What this task involves.
Every line below that holds the word "Dell" must be listed.

Materials provided.
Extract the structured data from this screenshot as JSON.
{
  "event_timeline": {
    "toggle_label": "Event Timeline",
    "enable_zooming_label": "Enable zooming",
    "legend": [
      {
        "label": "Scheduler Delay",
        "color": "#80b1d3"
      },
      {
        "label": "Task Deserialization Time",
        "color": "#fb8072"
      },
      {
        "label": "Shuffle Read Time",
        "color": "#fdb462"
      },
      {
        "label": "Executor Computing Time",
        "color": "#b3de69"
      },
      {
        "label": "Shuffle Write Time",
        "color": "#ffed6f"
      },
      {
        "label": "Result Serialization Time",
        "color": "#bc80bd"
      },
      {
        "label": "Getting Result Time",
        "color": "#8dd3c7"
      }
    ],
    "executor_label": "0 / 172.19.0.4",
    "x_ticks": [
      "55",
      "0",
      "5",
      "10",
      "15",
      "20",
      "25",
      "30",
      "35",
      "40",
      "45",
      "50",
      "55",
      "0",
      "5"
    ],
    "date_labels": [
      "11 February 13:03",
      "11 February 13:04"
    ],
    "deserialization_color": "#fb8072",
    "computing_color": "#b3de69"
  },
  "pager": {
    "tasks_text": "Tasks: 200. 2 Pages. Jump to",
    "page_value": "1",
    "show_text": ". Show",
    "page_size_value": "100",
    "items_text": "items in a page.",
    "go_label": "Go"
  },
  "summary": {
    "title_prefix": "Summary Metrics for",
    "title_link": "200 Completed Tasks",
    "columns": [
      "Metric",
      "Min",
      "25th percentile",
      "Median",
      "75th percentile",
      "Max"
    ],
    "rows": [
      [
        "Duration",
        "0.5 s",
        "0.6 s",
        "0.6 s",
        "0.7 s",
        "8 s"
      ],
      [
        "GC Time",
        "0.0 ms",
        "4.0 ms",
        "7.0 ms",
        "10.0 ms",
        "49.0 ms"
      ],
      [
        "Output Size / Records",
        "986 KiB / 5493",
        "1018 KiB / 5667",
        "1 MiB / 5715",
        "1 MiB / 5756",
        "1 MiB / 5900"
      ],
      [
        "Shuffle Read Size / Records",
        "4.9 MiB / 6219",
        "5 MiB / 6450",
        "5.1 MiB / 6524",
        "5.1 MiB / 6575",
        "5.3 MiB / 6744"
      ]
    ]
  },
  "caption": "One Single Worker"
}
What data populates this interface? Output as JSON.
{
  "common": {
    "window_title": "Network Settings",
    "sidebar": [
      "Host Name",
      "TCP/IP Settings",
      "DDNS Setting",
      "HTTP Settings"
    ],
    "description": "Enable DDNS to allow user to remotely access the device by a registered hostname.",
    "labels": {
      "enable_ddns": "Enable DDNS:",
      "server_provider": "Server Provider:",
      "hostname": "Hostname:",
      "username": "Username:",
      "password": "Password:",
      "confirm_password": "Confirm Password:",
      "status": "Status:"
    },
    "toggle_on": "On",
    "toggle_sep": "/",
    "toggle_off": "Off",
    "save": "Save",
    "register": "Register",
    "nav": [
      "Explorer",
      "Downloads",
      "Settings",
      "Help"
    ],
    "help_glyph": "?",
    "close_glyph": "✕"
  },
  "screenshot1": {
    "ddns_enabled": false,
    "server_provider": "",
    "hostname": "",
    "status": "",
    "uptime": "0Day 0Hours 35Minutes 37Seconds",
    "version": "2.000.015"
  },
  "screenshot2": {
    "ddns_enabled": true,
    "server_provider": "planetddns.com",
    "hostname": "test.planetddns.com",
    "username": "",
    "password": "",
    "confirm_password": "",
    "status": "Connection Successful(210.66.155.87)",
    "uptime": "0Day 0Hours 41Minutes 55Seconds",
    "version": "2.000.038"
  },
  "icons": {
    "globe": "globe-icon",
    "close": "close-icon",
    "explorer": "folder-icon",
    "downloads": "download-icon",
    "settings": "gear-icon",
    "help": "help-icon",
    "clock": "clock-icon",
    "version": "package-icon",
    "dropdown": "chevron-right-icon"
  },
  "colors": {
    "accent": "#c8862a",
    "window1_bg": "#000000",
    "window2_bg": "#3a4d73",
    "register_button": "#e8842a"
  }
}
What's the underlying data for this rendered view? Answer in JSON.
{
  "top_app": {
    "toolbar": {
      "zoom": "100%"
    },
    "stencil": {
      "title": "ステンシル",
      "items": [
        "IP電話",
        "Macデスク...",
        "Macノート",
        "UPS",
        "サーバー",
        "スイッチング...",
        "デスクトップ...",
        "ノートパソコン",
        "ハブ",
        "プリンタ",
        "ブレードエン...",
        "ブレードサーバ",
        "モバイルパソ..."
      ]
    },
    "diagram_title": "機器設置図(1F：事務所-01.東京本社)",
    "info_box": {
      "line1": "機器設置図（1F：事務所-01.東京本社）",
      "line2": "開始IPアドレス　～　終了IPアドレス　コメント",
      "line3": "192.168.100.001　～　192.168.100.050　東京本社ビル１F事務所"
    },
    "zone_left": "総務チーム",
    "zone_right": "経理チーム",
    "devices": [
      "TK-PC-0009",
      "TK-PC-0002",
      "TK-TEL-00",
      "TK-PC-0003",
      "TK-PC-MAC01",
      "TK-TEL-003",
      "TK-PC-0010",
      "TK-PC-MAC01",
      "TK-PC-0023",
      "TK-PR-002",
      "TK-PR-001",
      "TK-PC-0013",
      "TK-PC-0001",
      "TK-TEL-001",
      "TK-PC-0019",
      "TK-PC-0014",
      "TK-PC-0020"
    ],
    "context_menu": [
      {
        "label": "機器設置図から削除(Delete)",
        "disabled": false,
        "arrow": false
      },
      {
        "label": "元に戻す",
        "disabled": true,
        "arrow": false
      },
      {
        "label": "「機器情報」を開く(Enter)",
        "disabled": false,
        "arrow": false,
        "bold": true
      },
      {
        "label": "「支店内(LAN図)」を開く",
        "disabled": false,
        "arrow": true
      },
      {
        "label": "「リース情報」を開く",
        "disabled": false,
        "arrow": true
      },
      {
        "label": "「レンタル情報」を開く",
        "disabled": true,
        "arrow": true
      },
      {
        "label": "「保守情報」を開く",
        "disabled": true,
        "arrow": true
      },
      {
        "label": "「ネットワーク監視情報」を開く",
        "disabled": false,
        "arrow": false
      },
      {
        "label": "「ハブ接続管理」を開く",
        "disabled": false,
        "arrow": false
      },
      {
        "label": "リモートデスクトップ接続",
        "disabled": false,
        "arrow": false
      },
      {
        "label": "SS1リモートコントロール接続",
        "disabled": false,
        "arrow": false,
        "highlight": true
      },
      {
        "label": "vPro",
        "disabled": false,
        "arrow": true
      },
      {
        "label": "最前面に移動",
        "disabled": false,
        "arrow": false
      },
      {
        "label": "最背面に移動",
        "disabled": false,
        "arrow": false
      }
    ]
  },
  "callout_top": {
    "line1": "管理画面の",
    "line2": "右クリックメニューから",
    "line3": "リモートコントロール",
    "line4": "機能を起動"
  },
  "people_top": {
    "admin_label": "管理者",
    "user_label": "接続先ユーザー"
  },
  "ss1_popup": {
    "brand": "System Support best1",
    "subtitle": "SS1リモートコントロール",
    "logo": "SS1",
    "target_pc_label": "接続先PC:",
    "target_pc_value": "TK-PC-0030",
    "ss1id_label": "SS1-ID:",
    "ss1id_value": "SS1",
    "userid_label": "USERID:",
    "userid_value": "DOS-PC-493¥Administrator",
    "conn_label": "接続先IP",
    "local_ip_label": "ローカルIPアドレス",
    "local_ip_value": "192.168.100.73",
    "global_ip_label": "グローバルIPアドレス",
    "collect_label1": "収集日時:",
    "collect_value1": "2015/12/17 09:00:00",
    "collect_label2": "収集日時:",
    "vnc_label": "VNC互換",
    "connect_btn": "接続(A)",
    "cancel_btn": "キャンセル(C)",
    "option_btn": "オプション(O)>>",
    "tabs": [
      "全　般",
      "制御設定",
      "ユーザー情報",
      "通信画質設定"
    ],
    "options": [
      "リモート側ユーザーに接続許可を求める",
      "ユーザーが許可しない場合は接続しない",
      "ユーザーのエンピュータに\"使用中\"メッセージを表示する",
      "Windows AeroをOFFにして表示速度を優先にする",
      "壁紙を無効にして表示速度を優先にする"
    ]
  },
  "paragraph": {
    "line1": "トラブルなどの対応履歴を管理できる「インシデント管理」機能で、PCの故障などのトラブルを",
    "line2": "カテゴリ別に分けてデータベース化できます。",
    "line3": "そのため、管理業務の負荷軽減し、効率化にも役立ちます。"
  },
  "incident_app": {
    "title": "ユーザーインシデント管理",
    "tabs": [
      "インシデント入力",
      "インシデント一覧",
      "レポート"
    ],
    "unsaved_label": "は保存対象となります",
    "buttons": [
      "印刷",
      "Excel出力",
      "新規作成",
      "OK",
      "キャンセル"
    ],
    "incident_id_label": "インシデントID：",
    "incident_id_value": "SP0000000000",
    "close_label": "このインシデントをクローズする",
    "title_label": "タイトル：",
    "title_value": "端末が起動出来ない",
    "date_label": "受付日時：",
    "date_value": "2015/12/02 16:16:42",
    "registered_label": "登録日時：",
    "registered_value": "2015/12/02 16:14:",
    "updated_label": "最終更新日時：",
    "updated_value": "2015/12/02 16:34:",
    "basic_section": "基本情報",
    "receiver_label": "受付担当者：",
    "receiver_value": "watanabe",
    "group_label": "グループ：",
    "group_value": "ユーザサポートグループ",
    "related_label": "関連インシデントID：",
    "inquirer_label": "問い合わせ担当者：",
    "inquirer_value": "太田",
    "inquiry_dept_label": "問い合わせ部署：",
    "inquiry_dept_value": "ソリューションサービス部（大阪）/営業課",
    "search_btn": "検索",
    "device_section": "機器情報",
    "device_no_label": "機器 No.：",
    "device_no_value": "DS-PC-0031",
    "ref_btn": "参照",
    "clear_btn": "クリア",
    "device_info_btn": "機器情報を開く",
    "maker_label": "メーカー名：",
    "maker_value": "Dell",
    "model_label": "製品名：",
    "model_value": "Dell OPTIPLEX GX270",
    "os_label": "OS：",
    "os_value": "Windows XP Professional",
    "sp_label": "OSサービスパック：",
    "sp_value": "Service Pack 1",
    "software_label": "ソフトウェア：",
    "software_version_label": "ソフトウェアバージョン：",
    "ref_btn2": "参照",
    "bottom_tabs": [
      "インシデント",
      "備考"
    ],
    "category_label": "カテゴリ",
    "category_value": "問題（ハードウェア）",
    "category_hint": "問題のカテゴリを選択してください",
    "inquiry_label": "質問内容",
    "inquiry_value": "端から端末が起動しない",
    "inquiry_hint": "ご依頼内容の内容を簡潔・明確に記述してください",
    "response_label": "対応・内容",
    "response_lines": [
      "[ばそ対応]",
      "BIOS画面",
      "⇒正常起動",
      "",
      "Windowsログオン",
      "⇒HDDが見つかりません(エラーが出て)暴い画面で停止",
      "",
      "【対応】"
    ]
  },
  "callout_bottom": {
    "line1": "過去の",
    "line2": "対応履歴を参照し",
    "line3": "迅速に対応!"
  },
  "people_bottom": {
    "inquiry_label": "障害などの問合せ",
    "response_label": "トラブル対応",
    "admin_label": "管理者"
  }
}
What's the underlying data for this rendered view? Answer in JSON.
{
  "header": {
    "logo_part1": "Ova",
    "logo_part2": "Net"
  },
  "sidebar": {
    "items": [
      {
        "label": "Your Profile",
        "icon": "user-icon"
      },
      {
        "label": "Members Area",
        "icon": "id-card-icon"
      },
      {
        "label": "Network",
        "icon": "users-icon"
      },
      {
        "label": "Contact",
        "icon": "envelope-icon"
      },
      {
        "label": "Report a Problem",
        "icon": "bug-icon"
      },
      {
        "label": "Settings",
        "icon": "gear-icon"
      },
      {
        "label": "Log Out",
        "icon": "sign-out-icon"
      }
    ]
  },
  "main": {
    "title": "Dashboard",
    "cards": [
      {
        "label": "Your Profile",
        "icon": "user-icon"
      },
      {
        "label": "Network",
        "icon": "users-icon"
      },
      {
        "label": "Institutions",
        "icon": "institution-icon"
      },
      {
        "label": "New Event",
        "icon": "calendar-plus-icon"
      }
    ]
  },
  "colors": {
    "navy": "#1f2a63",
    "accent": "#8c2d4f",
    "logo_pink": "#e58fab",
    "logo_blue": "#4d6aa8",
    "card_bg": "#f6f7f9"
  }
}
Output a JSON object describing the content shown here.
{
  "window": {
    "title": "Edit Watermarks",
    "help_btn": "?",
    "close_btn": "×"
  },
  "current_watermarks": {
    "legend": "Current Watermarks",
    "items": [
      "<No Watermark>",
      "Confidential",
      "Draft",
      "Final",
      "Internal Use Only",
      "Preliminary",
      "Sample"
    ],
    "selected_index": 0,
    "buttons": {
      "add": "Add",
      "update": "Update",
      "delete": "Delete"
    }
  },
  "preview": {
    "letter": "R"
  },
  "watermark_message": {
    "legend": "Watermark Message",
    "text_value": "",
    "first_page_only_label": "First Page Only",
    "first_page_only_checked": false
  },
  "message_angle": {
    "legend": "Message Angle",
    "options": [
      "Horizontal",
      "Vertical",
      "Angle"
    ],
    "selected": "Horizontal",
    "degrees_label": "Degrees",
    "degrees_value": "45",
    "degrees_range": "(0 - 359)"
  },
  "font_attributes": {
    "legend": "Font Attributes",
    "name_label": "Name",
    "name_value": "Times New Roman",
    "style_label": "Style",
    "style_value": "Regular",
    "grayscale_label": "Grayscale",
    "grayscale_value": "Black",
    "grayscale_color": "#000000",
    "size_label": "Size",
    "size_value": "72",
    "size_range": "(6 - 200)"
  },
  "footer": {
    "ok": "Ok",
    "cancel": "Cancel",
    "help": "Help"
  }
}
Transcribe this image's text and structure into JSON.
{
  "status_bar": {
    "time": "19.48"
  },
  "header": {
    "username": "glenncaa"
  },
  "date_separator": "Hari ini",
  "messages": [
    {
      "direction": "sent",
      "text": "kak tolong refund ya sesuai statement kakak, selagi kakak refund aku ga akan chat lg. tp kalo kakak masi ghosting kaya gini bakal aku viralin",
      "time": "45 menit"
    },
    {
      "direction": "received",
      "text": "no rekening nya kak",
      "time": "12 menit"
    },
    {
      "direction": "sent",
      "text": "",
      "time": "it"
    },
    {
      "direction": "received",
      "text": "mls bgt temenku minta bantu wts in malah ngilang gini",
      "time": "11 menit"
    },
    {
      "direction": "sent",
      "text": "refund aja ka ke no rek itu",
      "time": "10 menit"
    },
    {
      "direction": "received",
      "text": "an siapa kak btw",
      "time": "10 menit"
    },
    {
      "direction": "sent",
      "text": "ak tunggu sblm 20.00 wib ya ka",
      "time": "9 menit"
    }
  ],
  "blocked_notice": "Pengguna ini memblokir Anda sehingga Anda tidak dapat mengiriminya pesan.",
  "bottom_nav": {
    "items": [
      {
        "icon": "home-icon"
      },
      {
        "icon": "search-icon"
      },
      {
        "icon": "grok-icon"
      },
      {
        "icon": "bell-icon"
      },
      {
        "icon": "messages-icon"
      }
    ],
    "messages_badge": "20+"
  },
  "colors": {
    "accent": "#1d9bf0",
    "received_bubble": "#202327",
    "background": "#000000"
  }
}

Task response.
    "maker_value": "Dell",
    "model_value": "Dell OPTIPLEX GX270",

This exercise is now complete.